Large companies in Latin America are not innovating enough and are lagging behind compared to those of the rest of the world, and Startups are taking a hard field.
Companies in the region are 20% less likely to introduce a new product compared to those operating in other developing countries in Central Asia and Eastern Europe.
In addition, Latin America remains the region with the most economic inequality in the world.
According to the World Bank, more than 20 million young people in the region (1 in 5) do not have a job and do not go to school. The region needs to create more and better opportunities.
Startups can be the solution, since they are focused on innovation. The governments of the region have been driving growth in this sector together with several organizations and universities.
In Peru, the Ministry of Production launched the Startup Peru initiative to support the growth of startups and the innovation that it entails.
To date, the government has allocated US $ 10 million, and entrepreneurs generated more than 3,000 jobs with an average salary above S /. 2,000 (US $ 600).
These ventures have attracted until 2017 close to S /. 77 million private capital, both local and international.
Startups will shape the future of Latin America
The World Economic Forum surveyed young people between 15 and 29 years of age in the region. They discovered that one of the most important factors in the empowerment of young people was entrepreneurship and the startup ecosystem.
They also identified what young people felt were the most serious problems in their respective countries: corruption in government, lack of education, insecurity and lack of economic opportunities.
Many of the startups that are founded in the region are covering these problems based on innovation and the frustration of their governments.
Regarding insecurity, the young Peruvian Moisés Salazar has created Reach, an App that reports reported criminal incidents around where one is standing.
This has been operating since the end of 2017 and, to date, has 20 thousand users, which are concentrated in Peru, Mexico and Costa Rica.
There is also Base Operations, a social enterprise that helps its users to navigate safely in their cities using data that comes from different sources, including government data, news, user contributions and partner organizations.
To combat the lack of education, several startups have proposed some alternatives.
Laboratorio, a Peruvian startup, works for thousands of women in Latin America to develop careers in technology that change their future and make the industry more diverse.

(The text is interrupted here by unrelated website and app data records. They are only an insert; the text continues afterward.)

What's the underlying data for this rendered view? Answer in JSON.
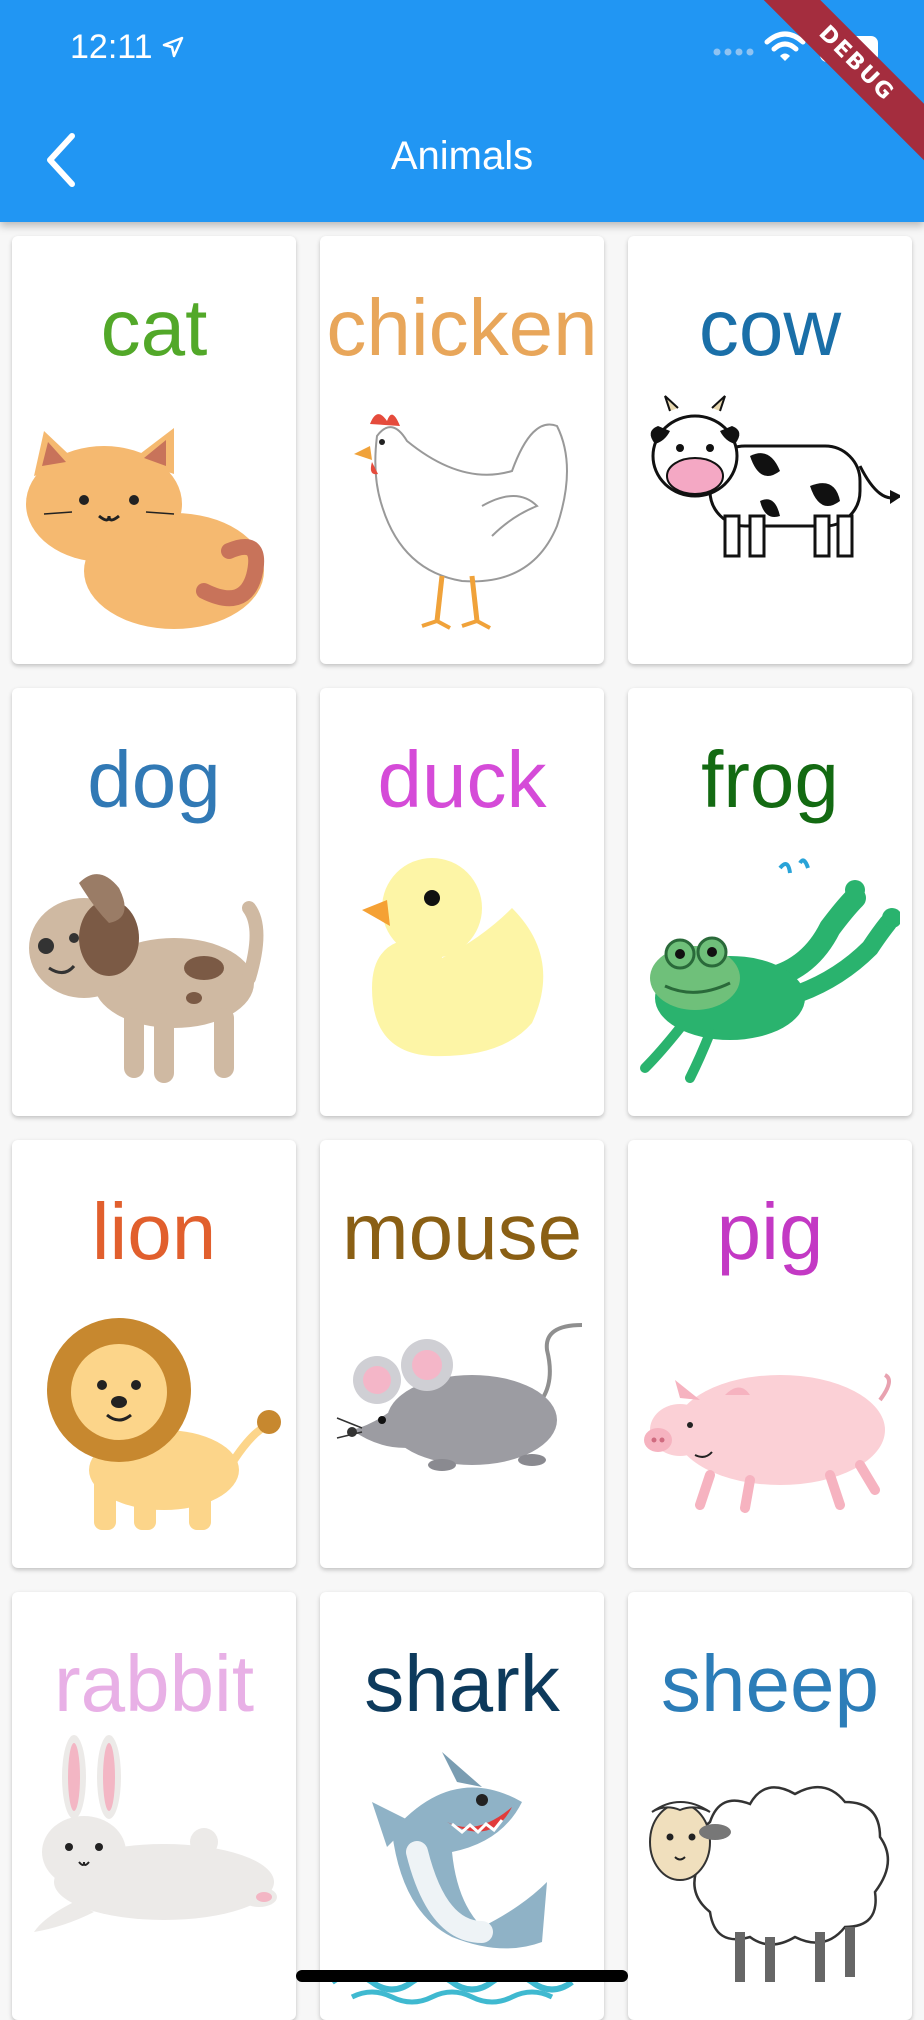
{
  "status_bar": {
    "time": "12:11"
  },
  "app_bar": {
    "title": "Animals",
    "banner": "DEBUG"
  },
  "animals": [
    {
      "name": "cat",
      "color": "#52a829"
    },
    {
      "name": "chicken",
      "color": "#e8a65a"
    },
    {
      "name": "cow",
      "color": "#1a6fa8"
    },
    {
      "name": "dog",
      "color": "#3179b5"
    },
    {
      "name": "duck",
      "color": "#d54bd8"
    },
    {
      "name": "frog",
      "color": "#136a12"
    },
    {
      "name": "lion",
      "color": "#e15f2d"
    },
    {
      "name": "mouse",
      "color": "#8a5f14"
    },
    {
      "name": "pig",
      "color": "#c339c4"
    },
    {
      "name": "rabbit",
      "color": "#e8b0e6"
    },
    {
      "name": "shark",
      "color": "#0d3a5c"
    },
    {
      "name": "sheep",
      "color": "#2c7db8"
    }
  ]
}
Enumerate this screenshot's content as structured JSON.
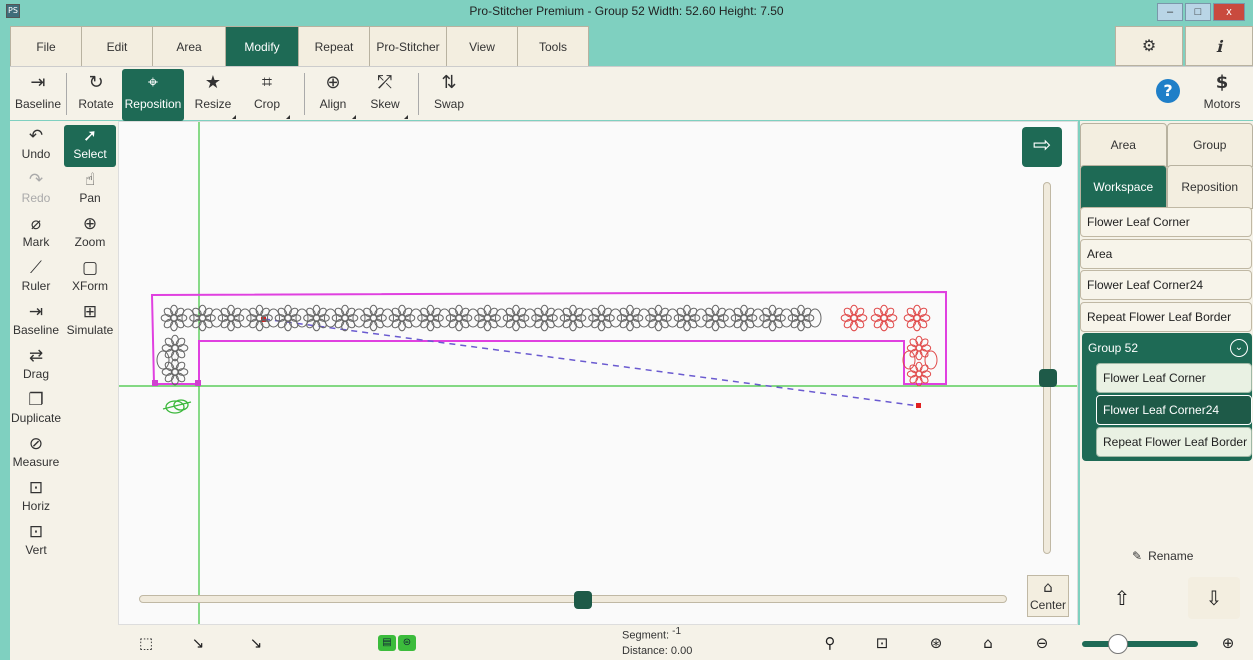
{
  "window": {
    "app_icon": "PS",
    "title": "Pro-Stitcher Premium  -  Group 52  Width: 52.60  Height: 7.50",
    "controls": [
      "–",
      "□",
      "x"
    ]
  },
  "menu": {
    "tabs": [
      "File",
      "Edit",
      "Area",
      "Modify",
      "Repeat",
      "Pro-Stitcher",
      "View",
      "Tools"
    ],
    "active_tab": "Modify",
    "right_icons": [
      {
        "name": "gear-icon",
        "glyph": "⚙"
      },
      {
        "name": "info-icon",
        "glyph": "ℹ"
      }
    ]
  },
  "toolbar": {
    "baseline": "Baseline",
    "rotate": "Rotate",
    "reposition": "Reposition",
    "resize": "Resize",
    "crop": "Crop",
    "align": "Align",
    "skew": "Skew",
    "swap": "Swap",
    "help_glyph": "?",
    "motors": "Motors",
    "motors_glyph": "$"
  },
  "left_tools": {
    "undo": "Undo",
    "select": "Select",
    "redo": "Redo",
    "pan": "Pan",
    "mark": "Mark",
    "zoom": "Zoom",
    "ruler": "Ruler",
    "xform": "XForm",
    "baseline": "Baseline",
    "simulate": "Simulate",
    "drag": "Drag",
    "duplicate": "Duplicate",
    "measure": "Measure",
    "horiz": "Horiz",
    "vert": "Vert"
  },
  "canvas": {
    "center_label": "Center",
    "arrow_glyph": "⇨",
    "vertical_slider_position": 0.51,
    "horizontal_slider_position": 0.51
  },
  "right_panel": {
    "tabs_top": [
      "Area",
      "Group"
    ],
    "tabs_bottom": [
      "Workspace",
      "Reposition"
    ],
    "active_tab": "Workspace",
    "items": [
      "Flower Leaf Corner",
      "Area",
      "Flower Leaf Corner24",
      "Repeat Flower Leaf Border"
    ],
    "group": {
      "label": "Group 52",
      "toggle_glyph": "⌄",
      "children": [
        "Flower Leaf Corner",
        "Flower Leaf Corner24",
        "Repeat Flower Leaf Border"
      ],
      "selected_child": "Flower Leaf Corner24"
    },
    "rename": "Rename",
    "up_glyph": "⇧",
    "down_glyph": "⇩"
  },
  "bottom_bar": {
    "segment_label": "Segment:",
    "segment_value": "-1",
    "distance_label": "Distance:",
    "distance_value": "0.00",
    "zoom_level": 0.3
  }
}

Through their bootcamp, women who did not have access to quality education can become web developers and designers of user experience.
Laboratorio has been very successful and has expanded to Mexico and Chile, in addition to having more than 800 graduates with more than 80% job placement.

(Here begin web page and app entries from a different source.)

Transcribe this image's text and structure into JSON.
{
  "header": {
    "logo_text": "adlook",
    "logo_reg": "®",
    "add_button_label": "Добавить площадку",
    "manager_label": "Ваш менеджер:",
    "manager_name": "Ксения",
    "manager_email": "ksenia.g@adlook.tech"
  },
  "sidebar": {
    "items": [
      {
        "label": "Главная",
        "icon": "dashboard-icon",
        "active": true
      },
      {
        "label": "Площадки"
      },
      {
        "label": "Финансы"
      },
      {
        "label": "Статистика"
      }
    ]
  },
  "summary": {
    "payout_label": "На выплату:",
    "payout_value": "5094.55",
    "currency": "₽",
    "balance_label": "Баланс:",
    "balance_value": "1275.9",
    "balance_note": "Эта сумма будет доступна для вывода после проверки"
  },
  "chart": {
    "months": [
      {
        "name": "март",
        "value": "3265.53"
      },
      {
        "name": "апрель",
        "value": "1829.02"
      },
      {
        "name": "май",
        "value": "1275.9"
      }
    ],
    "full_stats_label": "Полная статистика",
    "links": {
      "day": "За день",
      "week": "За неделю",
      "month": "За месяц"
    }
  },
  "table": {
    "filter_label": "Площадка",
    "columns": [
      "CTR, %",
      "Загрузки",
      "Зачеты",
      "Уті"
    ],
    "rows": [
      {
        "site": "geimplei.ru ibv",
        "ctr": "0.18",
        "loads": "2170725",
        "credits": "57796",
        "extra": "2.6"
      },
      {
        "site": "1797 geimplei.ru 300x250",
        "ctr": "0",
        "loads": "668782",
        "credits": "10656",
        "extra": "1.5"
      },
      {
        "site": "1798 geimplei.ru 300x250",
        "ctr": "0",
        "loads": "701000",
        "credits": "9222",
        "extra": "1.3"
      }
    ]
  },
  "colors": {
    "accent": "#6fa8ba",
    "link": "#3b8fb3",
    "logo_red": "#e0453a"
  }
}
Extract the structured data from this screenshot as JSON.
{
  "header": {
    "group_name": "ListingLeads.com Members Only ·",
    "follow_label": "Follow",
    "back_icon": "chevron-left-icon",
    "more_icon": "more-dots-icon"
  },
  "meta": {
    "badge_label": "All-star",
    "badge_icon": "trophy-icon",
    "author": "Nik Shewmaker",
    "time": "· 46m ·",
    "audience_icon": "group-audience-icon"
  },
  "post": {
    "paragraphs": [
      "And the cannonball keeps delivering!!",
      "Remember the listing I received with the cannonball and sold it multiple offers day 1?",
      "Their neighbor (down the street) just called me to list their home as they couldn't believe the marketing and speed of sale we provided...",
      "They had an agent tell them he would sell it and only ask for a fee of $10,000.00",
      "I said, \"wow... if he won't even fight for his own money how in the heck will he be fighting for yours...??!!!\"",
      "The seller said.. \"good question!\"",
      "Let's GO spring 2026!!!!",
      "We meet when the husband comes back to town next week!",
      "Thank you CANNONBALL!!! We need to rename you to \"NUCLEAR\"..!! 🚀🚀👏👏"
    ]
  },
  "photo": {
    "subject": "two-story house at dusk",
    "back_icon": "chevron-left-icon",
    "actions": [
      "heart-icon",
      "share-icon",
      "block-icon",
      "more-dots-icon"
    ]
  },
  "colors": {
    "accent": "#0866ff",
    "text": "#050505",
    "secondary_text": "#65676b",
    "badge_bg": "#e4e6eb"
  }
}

There are also startups like Lab4U in Chile. This is an App that uses sensors built into smartphones and tablets turning them into laboratory instruments and also helps teachers with pre-designed curricula and experiments.
In Brazil there is also eduK, an online course platform aimed at small entrepreneurs.

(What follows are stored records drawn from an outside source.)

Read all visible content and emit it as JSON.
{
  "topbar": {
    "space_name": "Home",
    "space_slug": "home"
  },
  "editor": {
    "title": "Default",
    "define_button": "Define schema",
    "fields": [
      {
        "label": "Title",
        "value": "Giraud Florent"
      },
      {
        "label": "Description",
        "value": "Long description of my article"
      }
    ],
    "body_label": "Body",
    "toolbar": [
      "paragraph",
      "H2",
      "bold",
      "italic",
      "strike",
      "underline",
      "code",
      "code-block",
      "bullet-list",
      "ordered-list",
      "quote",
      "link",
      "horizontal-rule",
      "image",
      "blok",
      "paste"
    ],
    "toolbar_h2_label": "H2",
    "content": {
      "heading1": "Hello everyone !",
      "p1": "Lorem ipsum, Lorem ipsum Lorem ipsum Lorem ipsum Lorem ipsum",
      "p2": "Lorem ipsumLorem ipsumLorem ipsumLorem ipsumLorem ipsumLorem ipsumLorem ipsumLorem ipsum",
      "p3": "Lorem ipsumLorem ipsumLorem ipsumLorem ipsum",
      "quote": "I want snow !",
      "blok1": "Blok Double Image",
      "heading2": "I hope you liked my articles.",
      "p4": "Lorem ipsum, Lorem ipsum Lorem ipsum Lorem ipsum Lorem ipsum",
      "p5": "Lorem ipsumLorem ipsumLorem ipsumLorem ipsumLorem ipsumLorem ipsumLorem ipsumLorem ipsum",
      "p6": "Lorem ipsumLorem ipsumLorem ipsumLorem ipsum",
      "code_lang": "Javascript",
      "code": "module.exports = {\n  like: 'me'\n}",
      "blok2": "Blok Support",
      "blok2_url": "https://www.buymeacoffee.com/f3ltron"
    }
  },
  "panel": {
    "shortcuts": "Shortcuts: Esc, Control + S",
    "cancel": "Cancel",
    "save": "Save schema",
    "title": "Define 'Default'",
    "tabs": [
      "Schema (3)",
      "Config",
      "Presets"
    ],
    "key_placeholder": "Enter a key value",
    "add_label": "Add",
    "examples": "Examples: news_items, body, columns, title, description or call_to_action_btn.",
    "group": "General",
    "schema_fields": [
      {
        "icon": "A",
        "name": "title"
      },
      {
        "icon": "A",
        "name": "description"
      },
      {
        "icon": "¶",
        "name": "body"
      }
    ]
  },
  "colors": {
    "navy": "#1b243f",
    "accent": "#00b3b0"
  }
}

The growth of investments in Latin America
We are currently going through the advanced phase of the Internet technologies revolution.
According to the work of Carlota Perez, this is the moment when central markets become saturated and financial capital moves towards developing countries.
In recent years, investment in technology in Latin America did not exceed US $ 500 million, but in 2017 it reached US $ 1.1 billion and the trend seems to be positive; In the first quarter of 2018 alone, more than US $ 600 million has already been invested.
This has also been boosted thanks to the fact that between 2010 and 2015, internet access was increased from 7% to 58% through telephones in the Latin American population.
The increase in investment from China in the region
Chinese venture capital invested in Latin America has reached US $ 1 billion since the beginning of 2017, compared to only US $ 30 million in 2015.
Two years ago, Tang Xin had never been to Mexico, and now he has built Eagle News, one of the most popular Apps in the country.
This app already has more than 20 million users. The most surprising thing is that Tang and its development team continue to operate from Shenzhen, one of the many cities in China focused on technology.
” The competition in China is so strong that small businesses feel it makes more sense to look for opportunities elsewhere” – Tang Xin.
There are several other Chinese startups that are entering the region. Tian Ge Interactive Holdings wants to build a fintech platform in Mexico. Ofo, a platform for sharing bicycles based in Beijing also wants to expand to Mexico and then the rest of the region.
Just a week ago, the Chinese multinational company Tencent invested US $ 180 million in Nubank, a fintech startup in Brazil that has 20 million applications for its cards.
The need to connect entrepreneurs and founders in Latin America
One of the problems for startups in the region is that their local markets are not large enough to grow, with the exception of Brazil.
The startup environment tends to focus around successful entrepreneurs and small closed groups in specific countries.
There is still no consolidated network for startups and entrepreneurs in the region that allows them to connect and build prosperous relationships with partners in other countries and potential investors.
As much as the investment in the region continues to increase in conjunction with the support of the government and several institutions, support among entrepreneurs in the region is one of the last missing pieces for Latin America to grow and compete with the rest of the world.
Also published on Medium.